The Dáil's spending watchdog, the Public Accounts Committee (PAC), has been told the bulk of the costs of the visit in August were incurred by the OPW and the Garda.
The OPW is responsible for the Phoenix Park, where the Pope said Mass to around 150,000 people rather than the half-million predicted, while the Garda had to dip into its overtime budget to provide security.
Expenditure details are contained in a letter sent to the PAC by Department of Public Expenditure boss Robert Watt.
He says the OPW has advised that spending incurred to date is €14.1m.
He writes that the Department of Justice said Garda costs are in the region of €5.2m with overtime accounting for €4m of this cost.
Garda Commissioner Drew Harris was asked about pressure on the Garda overtime budget at the Oireachtas justice committee.
He said the budget for overtime has been overspent this year and "corrective action had to be taken".
There are now restrictions on overtime for the rest of 2018, though Mr Harris said it is not an "absolute moratorium".
He said there is around €7.2m available to cover essential areas and for emergencies but the approval of senior management will be required to release the funds.
There is a reduction in the sum allocated to Garda overtime in next year's budget but it will be around €90m. Mr Harris said it has to be managed as overspends "suck money from other projects".
Separately, there have been calls for the Vatican to contribute towards the cost of excavating the remains of hundreds of children buried at the former mother and baby home at Tuam.
Minister Katherine Zappone's Department of Children has estimated that the cost of exhuming the remains from the sewage system near the former Bon Secours-run home is between €6m and €13m. The Bon Secours order has offered €2.5m towards the cost, which Sinn Féin leader Mary Lou McDonald claimed in the Dáil is "entirely inadequate".
Taoiseach Leo Varadkar said the Government had sought a higher contribution but added that the €2.5m "is what is forthcoming". He said the order was under no obligation to make a contribution.

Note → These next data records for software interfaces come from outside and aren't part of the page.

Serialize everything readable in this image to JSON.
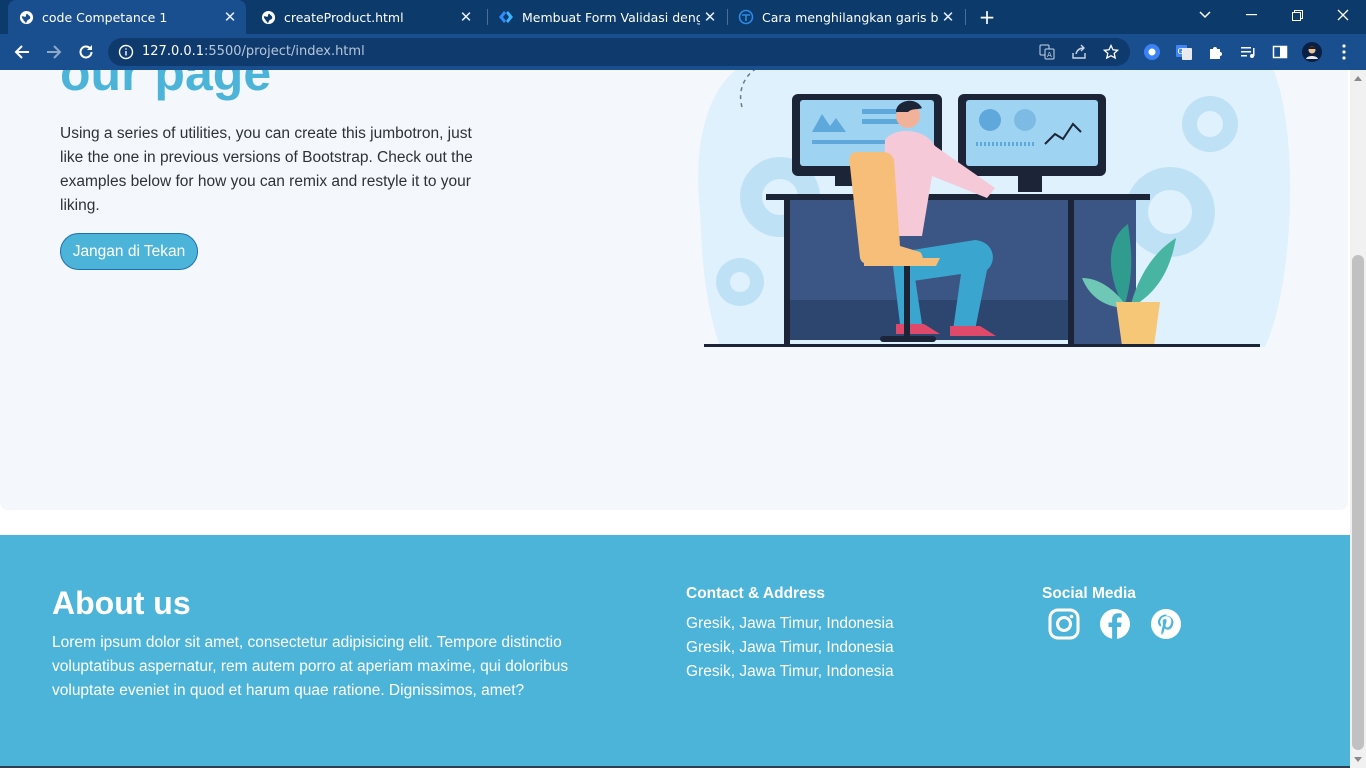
{
  "browser": {
    "tabs": [
      {
        "title": "code Competance 1",
        "icon": "globe-icon",
        "active": true
      },
      {
        "title": "createProduct.html",
        "icon": "globe-icon",
        "active": false
      },
      {
        "title": "Membuat Form Validasi dengan J",
        "icon": "diamond-code-icon",
        "active": false
      },
      {
        "title": "Cara menghilangkan garis bawah",
        "icon": "site-logo-icon",
        "active": false
      }
    ],
    "url_host": "127.0.0.1",
    "url_rest": ":5500/project/index.html"
  },
  "hero": {
    "title": "our page",
    "text": "Using a series of utilities, you can create this jumbotron, just like the one in previous versions of Bootstrap. Check out the examples below for how you can remix and restyle it to your liking.",
    "button_label": "Jangan di Tekan"
  },
  "footer": {
    "about_title": "About us",
    "about_text": "Lorem ipsum dolor sit amet, consectetur adipisicing elit. Tempore distinctio voluptatibus aspernatur, rem autem porro at aperiam maxime, qui doloribus voluptate eveniet in quod et harum quae ratione. Dignissimos, amet?",
    "contact_title": "Contact & Address",
    "contact_lines": [
      "Gresik, Jawa Timur, Indonesia",
      "Gresik, Jawa Timur, Indonesia",
      "Gresik, Jawa Timur, Indonesia"
    ],
    "social_title": "Social Media",
    "social_icons": [
      "instagram-icon",
      "facebook-icon",
      "pinterest-icon"
    ]
  },
  "colors": {
    "accent": "#4db4d9",
    "tabstrip": "#0b3a6b",
    "toolbar": "#1a4f8f"
  }
}
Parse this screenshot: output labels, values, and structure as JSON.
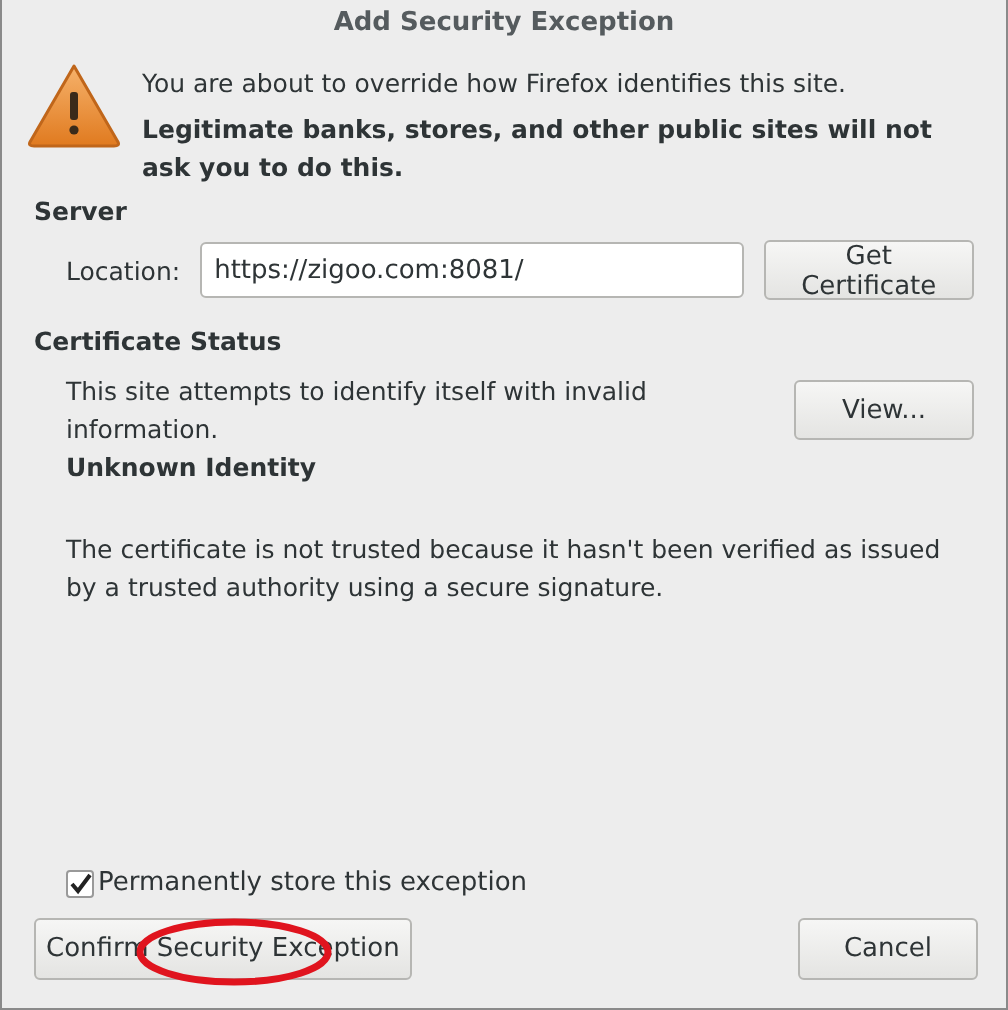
{
  "window": {
    "title": "Add Security Exception"
  },
  "warning": {
    "message": "You are about to override how Firefox identifies this site.",
    "emphasis": "Legitimate banks, stores, and other public sites will not ask you to do this."
  },
  "server": {
    "heading": "Server",
    "location_label": "Location:",
    "location_value": "https://zigoo.com:8081/",
    "get_button": "Get Certificate"
  },
  "certificate_status": {
    "heading": "Certificate Status",
    "description": "This site attempts to identify itself with invalid information.",
    "view_button": "View...",
    "problem_title": "Unknown Identity",
    "problem_text": "The certificate is not trusted because it hasn't been verified as issued by a trusted authority using a secure signature."
  },
  "permanent": {
    "label": "Permanently store this exception",
    "checked": true
  },
  "buttons": {
    "confirm": "Confirm Security Exception",
    "cancel": "Cancel"
  }
}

But he added: "I want to make it very clear... that this is not a settlement. This is not an indemnity - it's an initial contribution to the cost."